WHERE can I get it?

People eligible for a free influenza immunisation

Eligible people can get a free flu shot from their family doctor/general practice, and it is usually the practice nurse who administers the vaccine. 

Many community pharmacies provide free influenza vaccinations to:

  • individuals aged 13 years and older
  • pregnant women (any trimester) 

People who are not eligible to receive a free flu shot 

Available from:

  • your family doctor/general practice
  • urgent care, accident and after-hours medical centres (but NOT at hospital accident and emergency departments)
  • many pharmacies.

Your employer may offer a free flu shot.

WHEN should I get it?

Ideally before winter, because winter is the time when the most flu is in our communities. It takes around 2 weeks after your flu vaccination to be best protected. Even if you haven’t had the flu vaccine before winter, you can still get it in the following months.  

For the best protection, you’ll need to get the flu vaccine every year because:

  • protection against flu reduces over time
  • each year flu can be caused by different strains of flu viruses that are not covered by the previous year’s vaccine.

You can still have the vaccine if you have a cold. If you are only experiencing a head cold with a runny nose or sniffles without a high fever, it is okay to receive the immunisation. However, if you are very unwell, wait until you are better. If in doubt, check with your Lead Maternity Carer, doctor, nurse or pharmacist.  

WHAT can I expect when having a flu vaccine?

At your family doctor/general practice, a nurse will most likely give you the vaccine. Many local pharmacists also give flu vaccines to people aged 13 and older. 

You may be asked to wait for up to 20 minutes afterwards so that treatment can be given quickly if a very rare, severe allergic reaction occurs. Most people aged 13 years and older will only need to wait 5 minutes. Children under 13 years will need to wait 20 minutes.

Most people have no reaction to the flu vaccine. Some people have a mild fever, muscle aches or a headache for 1 or 2 days. Occasionally the area around the vaccine site (usually your arm) gets red, swollen or sore for a couple of days. These are normal responses to the vaccine. Allergic responses are very, very rare.

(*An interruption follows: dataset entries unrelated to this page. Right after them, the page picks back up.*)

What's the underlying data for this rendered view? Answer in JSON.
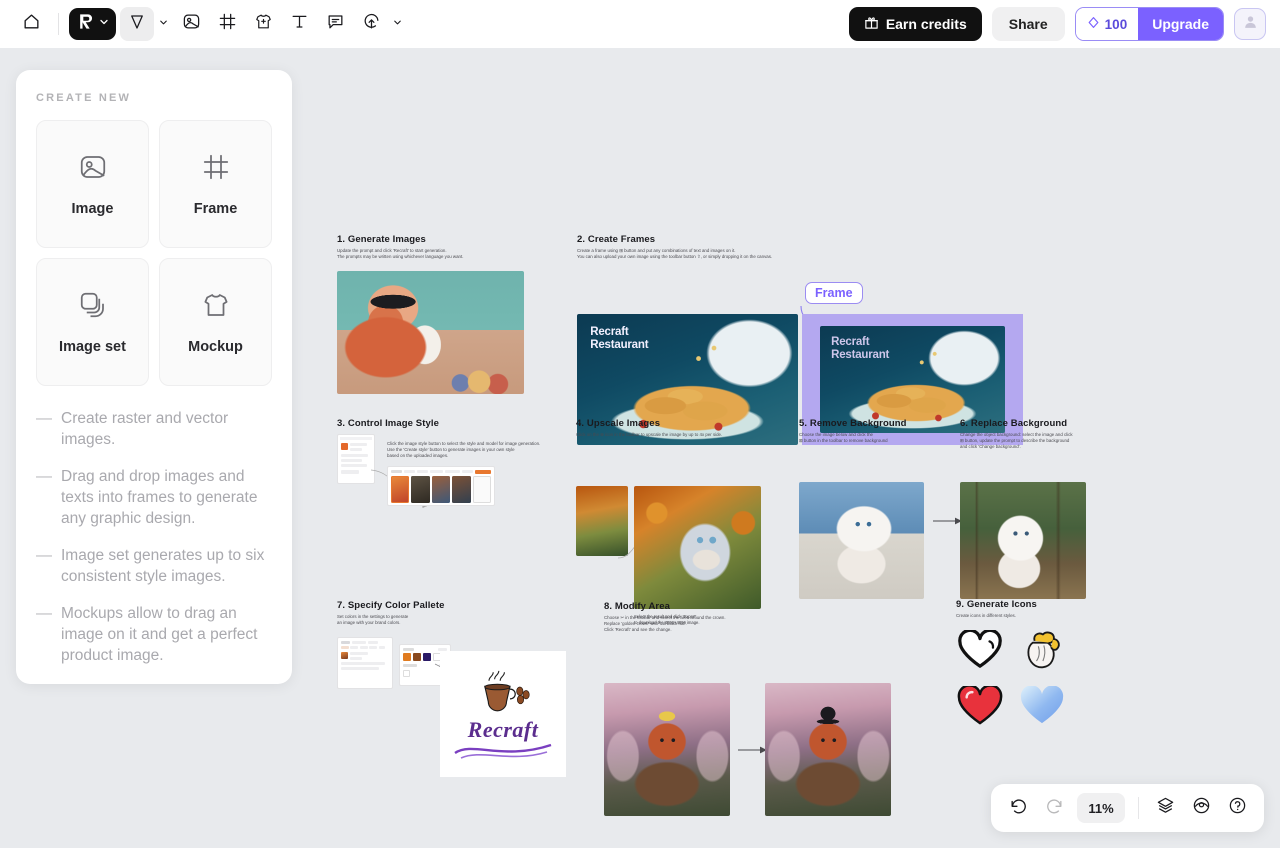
{
  "app": {
    "name": "Recraft",
    "canvas_bg": "#e8eaed",
    "accent": "#7b61ff"
  },
  "toolbar": {
    "home_icon": "home-icon",
    "logo_icon": "recraft-logo-icon",
    "logo_caret": "chevron-down-icon",
    "select_icon": "cursor-select-icon",
    "select_caret": "chevron-down-icon",
    "image_icon": "image-icon",
    "frame_icon": "frame-icon",
    "mockup_icon": "tshirt-mockup-icon",
    "text_icon": "text-icon",
    "comment_icon": "comment-icon",
    "upload_icon": "upload-image-icon",
    "upload_caret": "chevron-down-icon",
    "earn_credits_label": "Earn credits",
    "earn_credits_icon": "gift-icon",
    "share_label": "Share",
    "credits_value": "100",
    "credits_icon": "diamond-icon",
    "upgrade_label": "Upgrade",
    "avatar_icon": "user-avatar-icon"
  },
  "sidebar": {
    "title": "CREATE NEW",
    "cards": [
      {
        "label": "Image",
        "icon": "image-icon"
      },
      {
        "label": "Frame",
        "icon": "frame-icon"
      },
      {
        "label": "Image set",
        "icon": "image-stack-icon"
      },
      {
        "label": "Mockup",
        "icon": "tshirt-icon"
      }
    ],
    "bullets": [
      "Create raster and vector images.",
      "Drag and drop images and texts into frames to generate any graphic design.",
      "Image set generates up to six consistent style images.",
      "Mockups allow to drag an image on it and get a perfect product image."
    ]
  },
  "canvas": {
    "sections": [
      {
        "id": 1,
        "title": "1. Generate Images",
        "desc": "Update the prompt and click 'Recraft' to start generation.\nThe prompts may be written using whichever language you want."
      },
      {
        "id": 2,
        "title": "2. Create Frames",
        "desc": "Create a frame using ⊞ button and put any combinations of text and images on it.\nYou can also upload your own image using the toolbar button ⇧, or simply dropping it on the canvas.",
        "frame_badge": "Frame",
        "image_text_line1": "Recraft",
        "image_text_line2": "Restaurant"
      },
      {
        "id": 3,
        "title": "3. Control Image Style",
        "desc": "Click the image style button to select the style and model for image generation.\nUse the 'Create style' button to generate images in your own style\nbased on the uploaded images.",
        "create_style_button": "Create style"
      },
      {
        "id": 4,
        "title": "4. Upscale Images",
        "desc": "Click on the ⊕ icon in the toolbar to upscale the image by up to 4x per side.",
        "caption": "Select the result and click 'Export'\nto download the 4096×4096 image."
      },
      {
        "id": 5,
        "title": "5. Remove Background",
        "desc": "Choose the image below and click the\n⊠ button in the toolbar to remove background"
      },
      {
        "id": 6,
        "title": "6. Replace Background",
        "desc": "Change the object background: select the image and click\n⊞ button, update the prompt to describe the background\nand click 'Change background'."
      },
      {
        "id": 7,
        "title": "7. Specify Color Pallete",
        "desc": "Set colors in the settings to generate\nan image with your brand colors.",
        "logo_text": "Recraft",
        "prompt_text": "Coffee themed logo for a company called 'Recraft'",
        "palette": [
          "#e07b1f",
          "#8a4a1e",
          "#2b1a66"
        ],
        "panel_labels": [
          "Colors",
          "Background"
        ]
      },
      {
        "id": 8,
        "title": "8. Modify Area",
        "desc": "Choose ✂ in the toolbar and select the area around the crown.\nReplace 'golden crown' with 'tall black hat'.\nClick 'Recraft' and see the change."
      },
      {
        "id": 9,
        "title": "9. Generate Icons",
        "desc": "Create icons in different styles.",
        "icons": [
          {
            "name": "heart-outline-icon",
            "style": "outline"
          },
          {
            "name": "heart-anatomical-icon",
            "style": "anatomical"
          },
          {
            "name": "heart-red-icon",
            "style": "glossy-red"
          },
          {
            "name": "heart-blue-icon",
            "style": "gradient-blue"
          }
        ]
      }
    ]
  },
  "bottombar": {
    "undo_icon": "undo-icon",
    "redo_icon": "redo-icon",
    "zoom_level": "11%",
    "layers_icon": "layers-icon",
    "preview_icon": "eye-preview-icon",
    "help_icon": "help-question-icon"
  }
}
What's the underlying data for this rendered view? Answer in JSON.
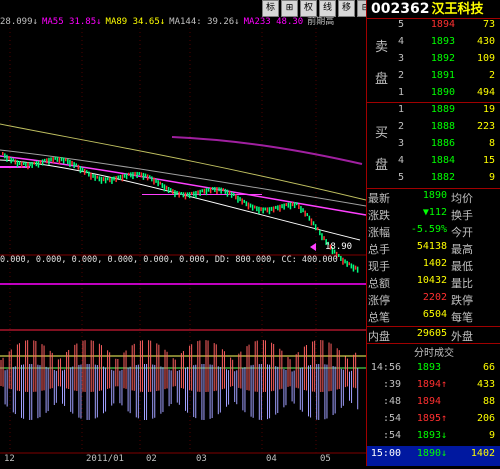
{
  "toolbar": {
    "indicators": [
      {
        "label": "28.099↓",
        "color": "#c0c0c0"
      },
      {
        "label": "MA55  31.85↓",
        "color": "#ff00ff"
      },
      {
        "label": "MA89  34.65↓",
        "color": "#ffff00"
      },
      {
        "label": "MA144: 39.26↓",
        "color": "#c0c0c0"
      },
      {
        "label": "MA233  48.30",
        "color": "#ff00ff"
      },
      {
        "label": "前期高",
        "color": "#c0c0c0"
      }
    ],
    "buttons": [
      "标",
      "⊞",
      "权",
      "线",
      "移",
      "⊟",
      "▤"
    ]
  },
  "chart": {
    "price_marker": "18.90",
    "macd_row": "0.000,  0.000,  0.000,  0.000,  0.000,  0.000,  DD: 800.000,  CC: 400.000",
    "dates": [
      "12",
      "2011/01",
      "02",
      "03",
      "04",
      "05"
    ]
  },
  "stock": {
    "code": "002362",
    "name": "汉王科技"
  },
  "order_book": {
    "sell_label": [
      "卖",
      "盘"
    ],
    "buy_label": [
      "买",
      "盘"
    ],
    "sell": [
      {
        "level": "5",
        "price": "1894",
        "vol": "73",
        "color": "#ff3030"
      },
      {
        "level": "4",
        "price": "1893",
        "vol": "430",
        "color": "#00ff00"
      },
      {
        "level": "3",
        "price": "1892",
        "vol": "109",
        "color": "#00ff00"
      },
      {
        "level": "2",
        "price": "1891",
        "vol": "2",
        "color": "#00ff00"
      },
      {
        "level": "1",
        "price": "1890",
        "vol": "494",
        "color": "#00ff00"
      }
    ],
    "buy": [
      {
        "level": "1",
        "price": "1889",
        "vol": "19",
        "color": "#00ff00"
      },
      {
        "level": "2",
        "price": "1888",
        "vol": "223",
        "color": "#00ff00"
      },
      {
        "level": "3",
        "price": "1886",
        "vol": "8",
        "color": "#00ff00"
      },
      {
        "level": "4",
        "price": "1884",
        "vol": "15",
        "color": "#00ff00"
      },
      {
        "level": "5",
        "price": "1882",
        "vol": "9",
        "color": "#00ff00"
      }
    ]
  },
  "stats": [
    {
      "l1": "最新",
      "v1": "1890",
      "c1": "#00ff00",
      "l2": "均价"
    },
    {
      "l1": "涨跌",
      "v1": "▼112",
      "c1": "#00ff00",
      "l2": "换手"
    },
    {
      "l1": "涨幅",
      "v1": "-5.59%",
      "c1": "#00ff00",
      "l2": "今开"
    },
    {
      "l1": "总手",
      "v1": "54138",
      "c1": "#ffff00",
      "l2": "最高"
    },
    {
      "l1": "现手",
      "v1": "1402",
      "c1": "#ffff00",
      "l2": "最低"
    },
    {
      "l1": "总额",
      "v1": "10432",
      "c1": "#ffff00",
      "l2": "量比"
    },
    {
      "l1": "涨停",
      "v1": "2202",
      "c1": "#ff3030",
      "l2": "跌停"
    },
    {
      "l1": "总笔",
      "v1": "6504",
      "c1": "#ffff00",
      "l2": "每笔"
    }
  ],
  "inout": {
    "l1": "内盘",
    "v1": "29605",
    "l2": "外盘"
  },
  "trades_title": "分时成交",
  "trades": [
    {
      "time": "14:56",
      "price": "1893",
      "arrow": "",
      "vol": "66",
      "color": "#00ff00"
    },
    {
      "time": ":39",
      "price": "1894",
      "arrow": "↑",
      "vol": "433",
      "color": "#ff3030"
    },
    {
      "time": ":48",
      "price": "1894",
      "arrow": "",
      "vol": "88",
      "color": "#ff3030"
    },
    {
      "time": ":54",
      "price": "1895",
      "arrow": "↑",
      "vol": "206",
      "color": "#ff3030"
    },
    {
      "time": ":54",
      "price": "1893",
      "arrow": "↓",
      "vol": "9",
      "color": "#00ff00"
    }
  ],
  "last_trade": {
    "time": "15:00",
    "price": "1890",
    "arrow": "↓",
    "vol": "1402"
  }
}
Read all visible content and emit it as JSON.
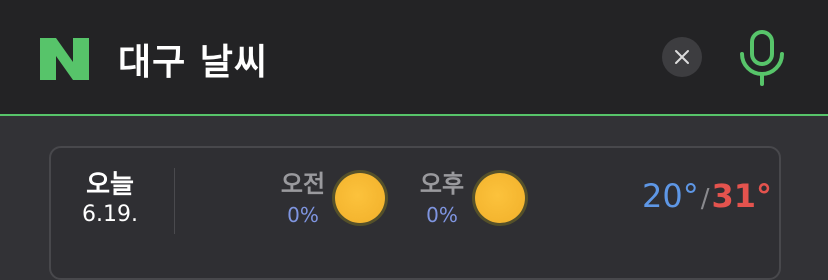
{
  "search": {
    "query": "대구 날씨"
  },
  "colors": {
    "brand_green": "#57c46a",
    "low_temp": "#5e97e6",
    "high_temp": "#e4534e",
    "rain_chance": "#7f95e0"
  },
  "icons": {
    "logo": "naver-n-logo",
    "clear": "close-icon",
    "mic": "microphone-icon",
    "weather": "sunny-icon"
  },
  "weather_card": {
    "day_label": "오늘",
    "date": "6.19.",
    "morning": {
      "label": "오전",
      "rain_chance": "0%",
      "condition_icon": "sunny-icon"
    },
    "afternoon": {
      "label": "오후",
      "rain_chance": "0%",
      "condition_icon": "sunny-icon"
    },
    "low_temp": "20°",
    "separator": "/",
    "high_temp": "31°"
  }
}
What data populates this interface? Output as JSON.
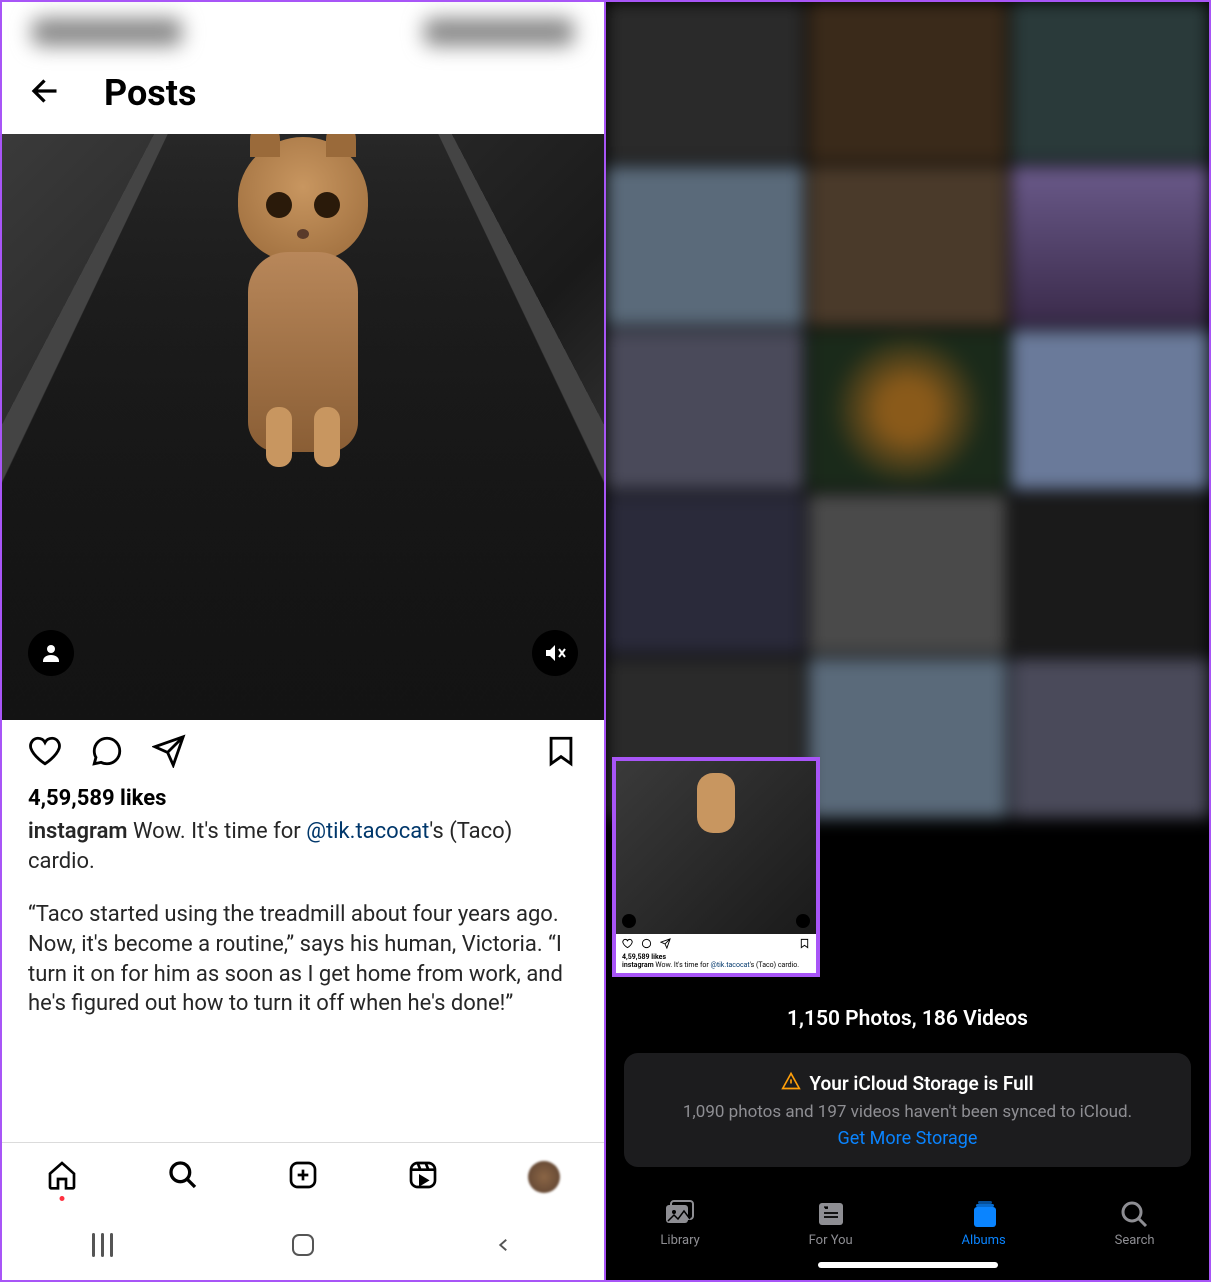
{
  "left": {
    "header_title": "Posts",
    "likes": "4,59,589 likes",
    "caption_user": "instagram",
    "caption_text1a": " Wow. It's time for ",
    "caption_mention": "@tik.tacocat",
    "caption_text1b": "'s (Taco) cardio.",
    "caption_text2": "“Taco started using the treadmill about four years ago. Now, it's become a routine,” says his human, Victoria. “I turn it on for him as soon as I get home from work, and he's figured out how to turn it off when he's done!”"
  },
  "right": {
    "summary": "1,150 Photos, 186 Videos",
    "banner_title": "Your iCloud Storage is Full",
    "banner_sub": "1,090 photos and 197 videos haven't been synced to iCloud.",
    "banner_link": "Get More Storage",
    "tabs": {
      "library": "Library",
      "foryou": "For You",
      "albums": "Albums",
      "search": "Search"
    },
    "thumb": {
      "likes": "4,59,589 likes",
      "user": "instagram",
      "text_a": " Wow. It's time for ",
      "mention": "@tik.tacocat",
      "text_b": "'s (Taco) cardio."
    }
  }
}
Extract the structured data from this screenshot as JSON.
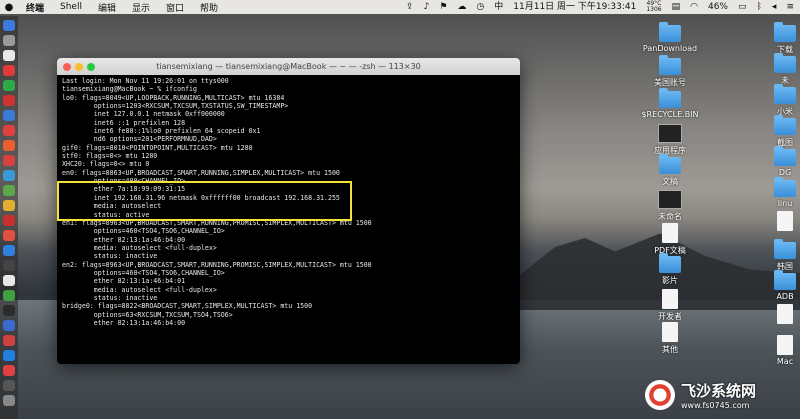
{
  "menubar": {
    "apple": "",
    "items": [
      "终端",
      "Shell",
      "编辑",
      "显示",
      "窗口",
      "帮助"
    ],
    "cpu_temp": "49°C",
    "cpu_label": "1306",
    "cn_label": "中",
    "clock": "11月11日 周一 下午19:33:41",
    "battery": "46%"
  },
  "terminal": {
    "title": "tiansemixiang — tiansemixiang@MacBook — ~ — -zsh — 113×30",
    "lines": [
      "Last login: Mon Nov 11 19:26:01 on ttys000",
      "tiansemixiang@MacBook ~ % ifconfig",
      "lo0: flags=8049<UP,LOOPBACK,RUNNING,MULTICAST> mtu 16384",
      "        options=1203<RXCSUM,TXCSUM,TXSTATUS,SW_TIMESTAMP>",
      "        inet 127.0.0.1 netmask 0xff000000",
      "        inet6 ::1 prefixlen 128",
      "        inet6 fe80::1%lo0 prefixlen 64 scopeid 0x1",
      "        nd6 options=201<PERFORMNUD,DAD>",
      "gif0: flags=8010<POINTOPOINT,MULTICAST> mtu 1280",
      "stf0: flags=0<> mtu 1280",
      "XHC20: flags=0<> mtu 0",
      "en0: flags=8863<UP,BROADCAST,SMART,RUNNING,SIMPLEX,MULTICAST> mtu 1500",
      "        options=400<CHANNEL_IO>",
      "        ether 7a:18:99:09:31:15",
      "        inet 192.168.31.96 netmask 0xffffff00 broadcast 192.168.31.255",
      "        media: autoselect",
      "        status: active",
      "en1: flags=8963<UP,BROADCAST,SMART,RUNNING,PROMISC,SIMPLEX,MULTICAST> mtu 1500",
      "        options=460<TSO4,TSO6,CHANNEL_IO>",
      "        ether 82:13:1a:46:b4:00",
      "        media: autoselect <full-duplex>",
      "        status: inactive",
      "en2: flags=8963<UP,BROADCAST,SMART,RUNNING,PROMISC,SIMPLEX,MULTICAST> mtu 1500",
      "        options=460<TSO4,TSO6,CHANNEL_IO>",
      "        ether 82:13:1a:46:b4:01",
      "        media: autoselect <full-duplex>",
      "        status: inactive",
      "bridge0: flags=8822<BROADCAST,SMART,SIMPLEX,MULTICAST> mtu 1500",
      "        options=63<RXCSUM,TXCSUM,TSO4,TSO6>",
      "        ether 82:13:1a:46:b4:00"
    ]
  },
  "desktop": {
    "icons_col1": [
      {
        "label": "PanDownload",
        "kind": "folder"
      },
      {
        "label": "美国账号",
        "kind": "folder"
      },
      {
        "label": "$RECYCLE.BIN",
        "kind": "folder"
      },
      {
        "label": "应用程序",
        "kind": "dark"
      },
      {
        "label": "文稿",
        "kind": "folder"
      },
      {
        "label": "未命名",
        "kind": "dark"
      },
      {
        "label": "PDF文稿",
        "kind": "doc"
      },
      {
        "label": "影片",
        "kind": "folder"
      },
      {
        "label": "开发者",
        "kind": "doc"
      },
      {
        "label": "其他",
        "kind": "doc"
      }
    ],
    "icons_col2": [
      {
        "label": "下载",
        "kind": "folder"
      },
      {
        "label": "未",
        "kind": "folder"
      },
      {
        "label": "小米",
        "kind": "folder"
      },
      {
        "label": "截图",
        "kind": "folder"
      },
      {
        "label": "DG",
        "kind": "folder"
      },
      {
        "label": "linu",
        "kind": "folder"
      },
      {
        "label": "",
        "kind": "doc"
      },
      {
        "label": "韩国",
        "kind": "folder"
      },
      {
        "label": "ADB",
        "kind": "folder"
      },
      {
        "label": "",
        "kind": "doc"
      },
      {
        "label": "Mac",
        "kind": "doc"
      }
    ]
  },
  "watermark": {
    "name": "飞沙系统网",
    "url": "www.fs0745.com"
  }
}
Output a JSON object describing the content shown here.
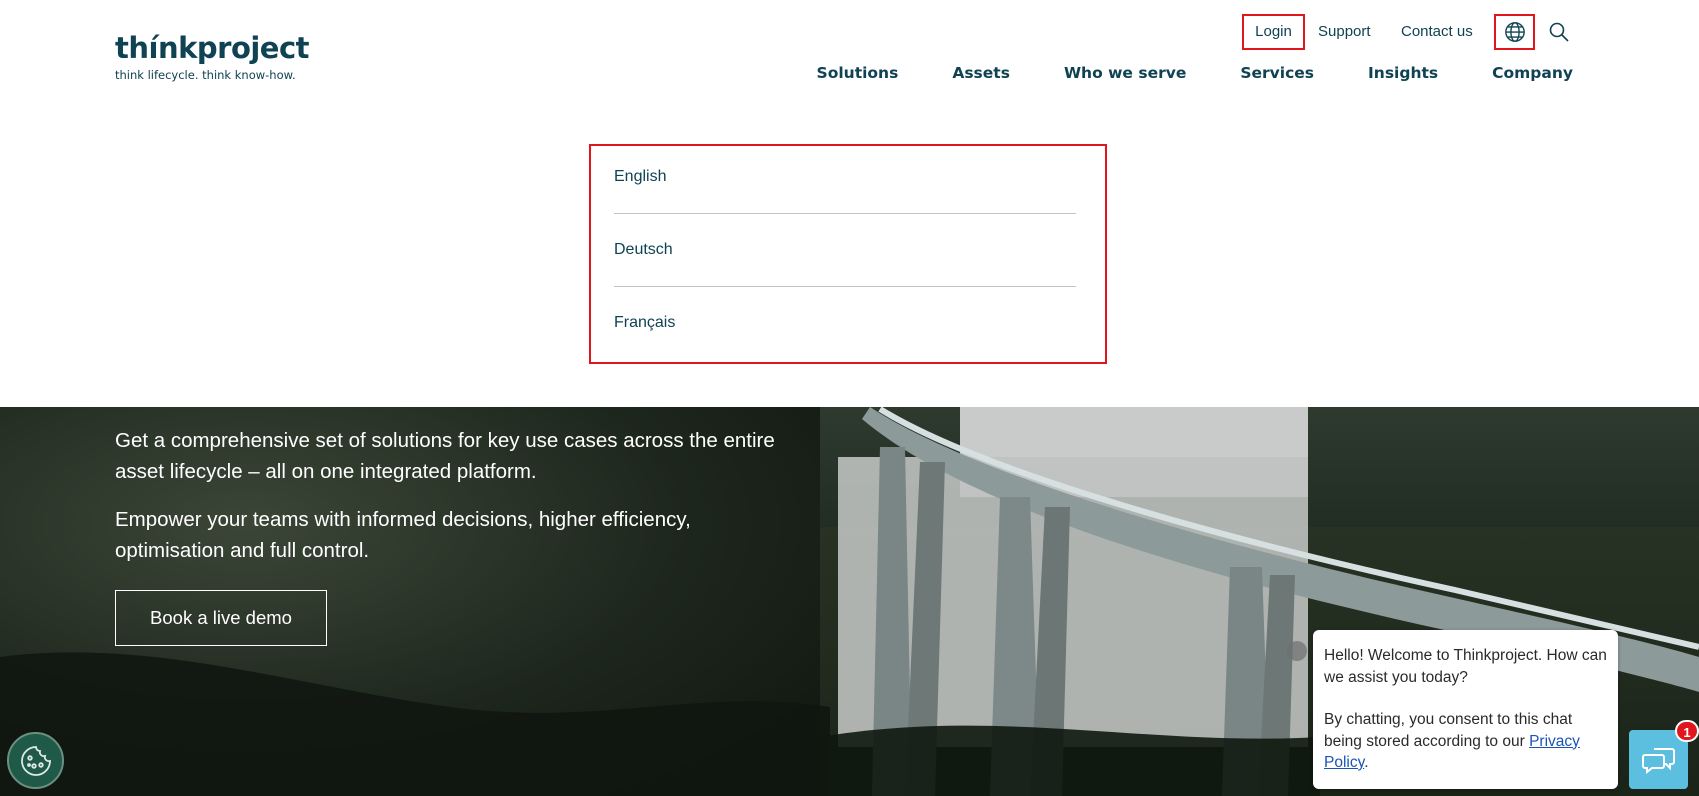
{
  "header": {
    "logo_word": "thínkproject",
    "logo_tagline": "think lifecycle. think know-how.",
    "utility": {
      "login": "Login",
      "support": "Support",
      "contact": "Contact us",
      "globe_icon": "globe-icon",
      "search_icon": "search-icon"
    },
    "nav": [
      "Solutions",
      "Assets",
      "Who we serve",
      "Services",
      "Insights",
      "Company"
    ]
  },
  "language_menu": {
    "items": [
      "English",
      "Deutsch",
      "Français"
    ]
  },
  "hero": {
    "paragraph1": "Get a comprehensive set of solutions for key use cases across the entire asset lifecycle – all on one integrated platform.",
    "paragraph2": "Empower your teams with informed decisions, higher efficiency, optimisation and full control.",
    "cta": "Book a live demo"
  },
  "chat": {
    "greeting": "Hello! Welcome to Thinkproject. How can we assist you today?",
    "consent_prefix": "By chatting, you consent to this chat being stored according to our ",
    "privacy_link": "Privacy Policy",
    "consent_suffix": ".",
    "badge_count": "1"
  },
  "colors": {
    "brand": "#0f4252",
    "highlight": "#e0161c",
    "chat_launcher": "#5dbfe0",
    "cookie_button": "#1f5a48"
  }
}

It takes up to 2 weeks for the body to develop protection against flu. If you have been infected with flu before or soon after having the vaccine, you can still get flu. If these symptoms continue or get worse, talk to your doctor, nurse or pharmacist or call 0800 IMMUNE (0800 466 863).